TASK STATEMENT: Repeat the listing word for word. No pictures belong in the copy.

+++ DATA FOR ANALYSIS +++

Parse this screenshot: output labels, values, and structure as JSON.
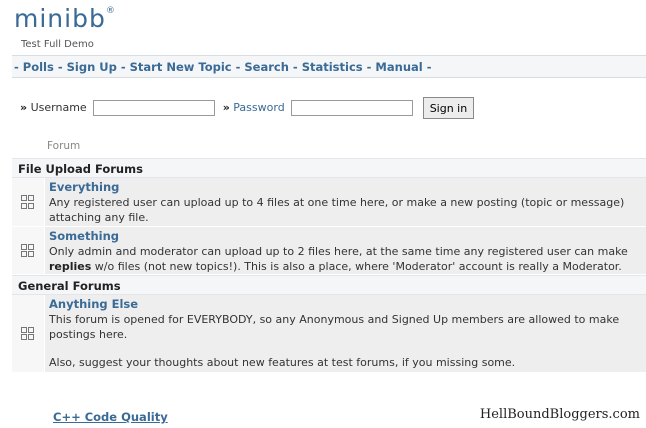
{
  "header": {
    "logo": "minibb",
    "logo_mark": "®",
    "subtitle": "Test Full Demo"
  },
  "nav": {
    "items": [
      "Polls",
      "Sign Up",
      "Start New Topic",
      "Search",
      "Statistics",
      "Manual"
    ]
  },
  "login": {
    "username_label": "Username",
    "password_label": "Password",
    "username_value": "",
    "password_value": "",
    "submit_label": "Sign in"
  },
  "forum_column_header": "Forum",
  "sections": [
    {
      "title": "File Upload Forums",
      "forums": [
        {
          "name": "Everything",
          "description": "Any registered user can upload up to 4 files at one time here, or make a new posting (topic or message) attaching any file."
        },
        {
          "name": "Something",
          "description_before": "Only admin and moderator can upload up to 2 files here, at the same time any registered user can make ",
          "description_bold": "replies",
          "description_after": " w/o files (not new topics!). This is also a place, where 'Moderator' account is really a Moderator."
        }
      ]
    },
    {
      "title": "General Forums",
      "forums": [
        {
          "name": "Anything Else",
          "description": "This forum is opened for EVERYBODY, so any Anonymous and Signed Up members are allowed to make postings here.",
          "description_extra": "Also, suggest your thoughts about new features at test forums, if you missing some."
        }
      ]
    }
  ],
  "footer_link": "C++ Code Quality",
  "watermark": "HellBoundBloggers.com"
}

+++

THE COMPLETED TASK:
Parse this screenshot: output labels, values, and structure as JSON.
{
  "header": {
    "logo": "minibb",
    "logo_mark": "®",
    "subtitle": "Test Full Demo"
  },
  "nav": {
    "items": [
      "Polls",
      "Sign Up",
      "Start New Topic",
      "Search",
      "Statistics",
      "Manual"
    ]
  },
  "login": {
    "username_label": "Username",
    "password_label": "Password",
    "username_value": "",
    "password_value": "",
    "submit_label": "Sign in"
  },
  "forum_column_header": "Forum",
  "sections": [
    {
      "title": "File Upload Forums",
      "forums": [
        {
          "name": "Everything",
          "description": "Any registered user can upload up to 4 files at one time here, or make a new posting (topic or message) attaching any file."
        },
        {
          "name": "Something",
          "description_before": "Only admin and moderator can upload up to 2 files here, at the same time any registered user can make ",
          "description_bold": "replies",
          "description_after": " w/o files (not new topics!). This is also a place, where 'Moderator' account is really a Moderator."
        }
      ]
    },
    {
      "title": "General Forums",
      "forums": [
        {
          "name": "Anything Else",
          "description": "This forum is opened for EVERYBODY, so any Anonymous and Signed Up members are allowed to make postings here.",
          "description_extra": "Also, suggest your thoughts about new features at test forums, if you missing some."
        }
      ]
    }
  ],
  "footer_link": "C++ Code Quality",
  "watermark": "HellBoundBloggers.com"
}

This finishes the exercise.